"When in England, of course you do as the English do," he joked.
Non-League dogs. Yep, it's a thing!
Many have heard of Roy of the Rovers, Britain's most famous comic book footballer, but this is the lesser known tale of Roy and the Rovers.
OK, there is no Roy but there is a Ruth and a whole lot of dogs.
Having a pooch with you to watch West Didsbury & Chorlton against Squires Gate on Saturday will get you reduced priced entry, for it is Non-League Dogs Day there.
Not only is North West Counties League football - England's ninth step of the football pyramid - on the menu at Brookburn Road, but also gravy bones and chew toys for the game's furriest of friends.
The canine delicacies will be provided by Ruth Bickerstaffe, an AFC Fylde fan and self professed hound obsessive, who founded the social media hit that is @nonleaguedogs.
With 7,000 followers across Twitter, Tumblr and Instagram there are plenty of cute - and a number of perplexing - dog pictures to wade through. Oh, and it is a global thing!
"I absolutely love receiving photos on match days from all over the country and sometimes from all over the world," said Bickerstaffe.

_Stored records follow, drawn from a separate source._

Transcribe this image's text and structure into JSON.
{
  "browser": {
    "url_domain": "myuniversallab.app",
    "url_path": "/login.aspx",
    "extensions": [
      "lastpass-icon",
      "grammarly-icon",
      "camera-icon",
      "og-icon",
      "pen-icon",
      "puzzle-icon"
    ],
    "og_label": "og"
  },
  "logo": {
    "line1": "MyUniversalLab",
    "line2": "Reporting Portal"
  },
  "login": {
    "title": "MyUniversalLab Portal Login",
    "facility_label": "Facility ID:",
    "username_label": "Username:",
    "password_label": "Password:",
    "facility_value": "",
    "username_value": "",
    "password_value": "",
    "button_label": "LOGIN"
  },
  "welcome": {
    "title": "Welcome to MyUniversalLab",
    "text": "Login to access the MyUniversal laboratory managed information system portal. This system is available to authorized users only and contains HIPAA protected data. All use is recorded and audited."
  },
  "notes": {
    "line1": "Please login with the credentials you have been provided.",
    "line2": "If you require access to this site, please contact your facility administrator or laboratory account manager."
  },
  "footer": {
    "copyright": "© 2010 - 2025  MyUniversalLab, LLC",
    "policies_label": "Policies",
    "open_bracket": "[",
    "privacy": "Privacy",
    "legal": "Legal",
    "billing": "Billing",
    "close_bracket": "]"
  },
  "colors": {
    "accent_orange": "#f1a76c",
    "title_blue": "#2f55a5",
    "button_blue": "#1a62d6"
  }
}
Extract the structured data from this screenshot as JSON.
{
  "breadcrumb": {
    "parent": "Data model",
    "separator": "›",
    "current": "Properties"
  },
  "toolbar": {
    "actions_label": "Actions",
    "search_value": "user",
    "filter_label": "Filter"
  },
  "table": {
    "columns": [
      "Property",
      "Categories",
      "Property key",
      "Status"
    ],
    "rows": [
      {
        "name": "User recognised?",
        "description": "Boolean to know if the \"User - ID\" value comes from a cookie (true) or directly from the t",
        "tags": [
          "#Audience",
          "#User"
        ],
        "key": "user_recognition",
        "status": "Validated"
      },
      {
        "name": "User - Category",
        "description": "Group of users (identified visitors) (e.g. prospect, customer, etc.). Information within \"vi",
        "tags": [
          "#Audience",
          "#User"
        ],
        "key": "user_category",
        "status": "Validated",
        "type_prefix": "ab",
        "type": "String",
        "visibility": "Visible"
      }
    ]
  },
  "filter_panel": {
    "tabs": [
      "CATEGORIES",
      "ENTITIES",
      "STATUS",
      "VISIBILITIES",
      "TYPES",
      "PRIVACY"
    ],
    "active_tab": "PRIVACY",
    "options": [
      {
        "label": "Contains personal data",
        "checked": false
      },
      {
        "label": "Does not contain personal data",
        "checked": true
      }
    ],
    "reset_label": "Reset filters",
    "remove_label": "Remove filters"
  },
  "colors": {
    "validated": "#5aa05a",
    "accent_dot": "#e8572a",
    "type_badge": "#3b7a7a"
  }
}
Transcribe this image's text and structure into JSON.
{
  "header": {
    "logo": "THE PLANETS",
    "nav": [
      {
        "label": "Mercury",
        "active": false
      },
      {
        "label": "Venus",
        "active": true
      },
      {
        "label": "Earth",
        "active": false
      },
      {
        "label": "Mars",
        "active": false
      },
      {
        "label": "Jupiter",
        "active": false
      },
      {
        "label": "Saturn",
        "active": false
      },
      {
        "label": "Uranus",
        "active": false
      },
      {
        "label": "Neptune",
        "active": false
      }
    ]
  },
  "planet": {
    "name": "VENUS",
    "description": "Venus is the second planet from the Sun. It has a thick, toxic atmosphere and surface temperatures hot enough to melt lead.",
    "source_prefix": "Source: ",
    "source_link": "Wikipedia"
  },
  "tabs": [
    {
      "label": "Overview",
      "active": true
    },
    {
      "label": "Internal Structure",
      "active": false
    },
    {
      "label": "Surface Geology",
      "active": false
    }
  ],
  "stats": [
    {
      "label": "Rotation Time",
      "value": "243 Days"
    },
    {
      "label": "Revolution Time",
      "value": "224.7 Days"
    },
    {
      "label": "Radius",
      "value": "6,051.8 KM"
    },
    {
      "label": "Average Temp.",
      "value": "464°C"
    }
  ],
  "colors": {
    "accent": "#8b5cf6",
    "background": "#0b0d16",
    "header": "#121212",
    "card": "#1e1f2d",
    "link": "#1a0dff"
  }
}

"I retweet or repost all the photos I get and last year I had so many they kept me going over the summer break, only just finishing in time for the start of pre-season friendlies.
"West Didsbury & Chorlton have always been a very dog friendly club and their canine support seems to be getting bigger and bigger every year.
"They have wanted to tie in Non-League Day with a @nonleaguedog day for a while but their fixtures have never fallen in their favour until this year. They told me they were doing it so obviously I just kind of invited myself and then started stocking up on balls and treats to take with me."
For Bickerstaffe, it is all a labour of love... and even proved the platform for romance.
"I started taking my own dogs, Border Terriers Lou and Sid to AFC Fylde, at the old ground Kellamergh Park, during the 2011-12 season and started taking pictures. A colleague and fellow non-league fan showed me some pictures he had taken at various games and I realized this could be a 'thing' and opened up a Tumblr and Twitter account. The colleague [Richard Bishop] is now my partner."
Over the years, snaps of hundreds of dogs have been shared. There are plenty of regulars, and some who have become well remembered old friends.
"I have watched dogs grow up over @nonleaguedogs, notably Luna, the Scottish groundhopping golden retriever who sent me a photo from her first ever game and who now has 64 grounds under her collar," Bickerstaffe said.
"With that though comes the loss of my older regular dogs and earlier this year Dulwich Hamlet lost Doris, the faithful whippet who had been featured since the very beginning. She has now been immortalised with a mural at the ground and her owners requested the club name her favourite bin, by the burger bar, after her."
Going over old ground
And finally, keeping with the dog theme it is impossibly not to segue into a tale about the Old Spotted Dog Ground - football's oldest senior football ground in London.
Clapton FC have called it home since 1888 and for Non-League Day they are away to Hackney Wick... the side with which they share the ground.
On the subject of old grounds, Maidenhead United are also worthy of a mention on account of their home, York Road, being recognised by Fifa as "the oldest senior football ground continuously used by the same club" in the world.
The Magpies have been playing on the same site since 1871, a record-breaking 146 years.
They are a club with a long history, having been one of the original 15 entrants for the first FA Cup in 1871-72, and even reached the last four of the competition the following year.
But the 4,000-capacity stadium has played host to some of the most momentous games in its history in recent months, after the club reached the National League, their greatest achievement in the modern era.
Led by the flat-cap wearing Alan Devonshire, an FA Cup winner with West Ham in 1980, they have been the shock package of the division so far. Their semi-professional players have stunned former league teams Hartlepool and Tranmere, and knocked then table toppers Sutton United off their perch too to leave them amongst the play-off chasing sides in the fifth tier with a quarter of the season gone.
Additional reporting by Brent Pilnick, Jay Freeman and Adam Whitty.